Instead, not all of the Sun’s energy is reflected back out to space. Some is absorbed by Earth’s atmosphere and surface, and this absorbed energy keeps our planet from freezing.

Incoming Solar Energy and “Albedo”

As energy from the Sun reaches Earth, light colors reflect a portion of it back to space, and dark colors (like the deep blues of Earth’s oceans) absorb it. The fraction of solar energy reflected is called albedo, which can also be thought of as brightness. About 30% of solar energy reaching Earth is reflected by clouds, ice, snow, or other lighter surfaces. The other 70% is absorbed by the darker ocean and land surfaces.


The Atmosphere

view of Earth's atmosphere visible from space as orangish and blue layers above Earth's surface

Earth’s atmosphere is visible as the hazy blue and orangish bands in the photo, with the Moon shown in the background. The atmosphere is a relatively thin layer, extending only about 100 km (60 miles) above Earth’s surface, but is an extremely important part of the climate system. 


Earth’s atmosphere is made up of 78% nitrogen and 21% oxygen. The remaining 1%, called trace gases, includes water vapor (H2O), ozone (O3), carbon dioxide (CO2) and methane (CH4), which absorb and then release energy as infrared radiation or heat. By absorbing this heat, the gases act to trap energy on its way back out to space. Gases in Earth’s atmosphere keep the average temperature of the lower atmosphere a habitable 14°C (57°F) through a process known as the greenhouse effect. But today, there are more of these heat-trapping gases, which are released by burning fossil fuels. The increased amounts of these gases are warming the planet at a greater rate and causing climate change. 

The gases in Earth’s atmosphere play other roles as well. For example, ozone (O3) within the upper atmosphere’s ozone layer protects life from harmful doses of solar radiation. Carbon dioxide (CO2) is used by plants for photosynthesis, and water vapor (H2O) condenses to form the clouds and precipitation that form our weather.


Photo of the Pacific Ocean with the sun setting at the horizon

The ocean covers the majority of Earth’s surface and helps to store and transport heat in the climate system.

Michael Matti, Flickr/Creative Commons

Covering approximately 70% of Earth’s surface, the ocean acts as a vast heat storage device in the climate system.
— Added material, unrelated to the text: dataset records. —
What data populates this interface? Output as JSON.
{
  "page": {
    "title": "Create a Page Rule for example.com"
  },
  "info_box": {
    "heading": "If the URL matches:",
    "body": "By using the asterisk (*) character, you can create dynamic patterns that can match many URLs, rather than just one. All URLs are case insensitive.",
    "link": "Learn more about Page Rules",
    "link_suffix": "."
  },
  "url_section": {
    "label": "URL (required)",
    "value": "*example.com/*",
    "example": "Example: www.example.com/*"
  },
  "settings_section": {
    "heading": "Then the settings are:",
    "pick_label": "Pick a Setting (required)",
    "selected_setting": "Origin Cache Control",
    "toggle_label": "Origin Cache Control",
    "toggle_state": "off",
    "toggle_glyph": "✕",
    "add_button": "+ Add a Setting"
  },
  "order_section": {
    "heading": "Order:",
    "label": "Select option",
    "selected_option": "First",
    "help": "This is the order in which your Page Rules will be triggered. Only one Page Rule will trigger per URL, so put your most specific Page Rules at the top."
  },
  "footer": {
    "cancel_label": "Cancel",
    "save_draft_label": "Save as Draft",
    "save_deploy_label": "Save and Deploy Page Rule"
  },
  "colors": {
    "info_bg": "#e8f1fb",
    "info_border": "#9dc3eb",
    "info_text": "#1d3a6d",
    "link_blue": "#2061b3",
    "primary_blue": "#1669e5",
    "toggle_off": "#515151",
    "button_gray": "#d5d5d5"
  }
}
Ocean circulation serves to transport heat from the equator to the poles. In addition, gases from the atmosphere can dissolve in the ocean and be stored for many years in its depths. However, when too much carbon dioxide is dissolved, seawater becomes more acidic, making it harmful to marine life.


Earth’s land masses affect the climate system and also influence weather patterns. On long geological timescales, changes in the distribution of land masses around the globe have had major effects on the movement of air around the planet, causing large changes in Earth’s climate. On much shorter timescales, changes in the surface of the land due to agriculture, forestry, and urbanization alter the amount of energy that is being absorbed or reflected back to space. Major volcanic eruptions can also impact Earth’s climate, as these eruptions release gases and particles into the upper atmosphere where they reflect sunlight and affect the chemistry of the atmosphere.


photo of a glacier in mountainous terrain

Glaciers and areas of permanent snow cover account for just over 2% of Earth’s total water, but nearly 70% of its freshwater.

Twila Moon, National Snow and Ice Data Center

Nearly 70% of Earth’s freshwater is contained in ice caps, glaciers, and regions of permanent snow cover. With their bright white color, ice and snow reflect large amounts of incoming solar energy back to space. Ice also serves to insulate the ocean and land from the atmosphere. The presence of ice can change the dynamics of wind and weather processes.

The Biosphere

Living organisms comprising Earth's biosphere affect Earth’s climate system. They can change the chemical makeup of the atmosphere by, for example, absorbing carbon dioxide through photosynthesis as plants and algae do, and by adding chemicals to the atmosphere from pollution as humans do. Life also alters Earth’s surface, changing the colors of the landscape as more plants are grown or harvested, for example. The changes affect the albedo, or brightness, of Earth’s surface and influence the overall climate system.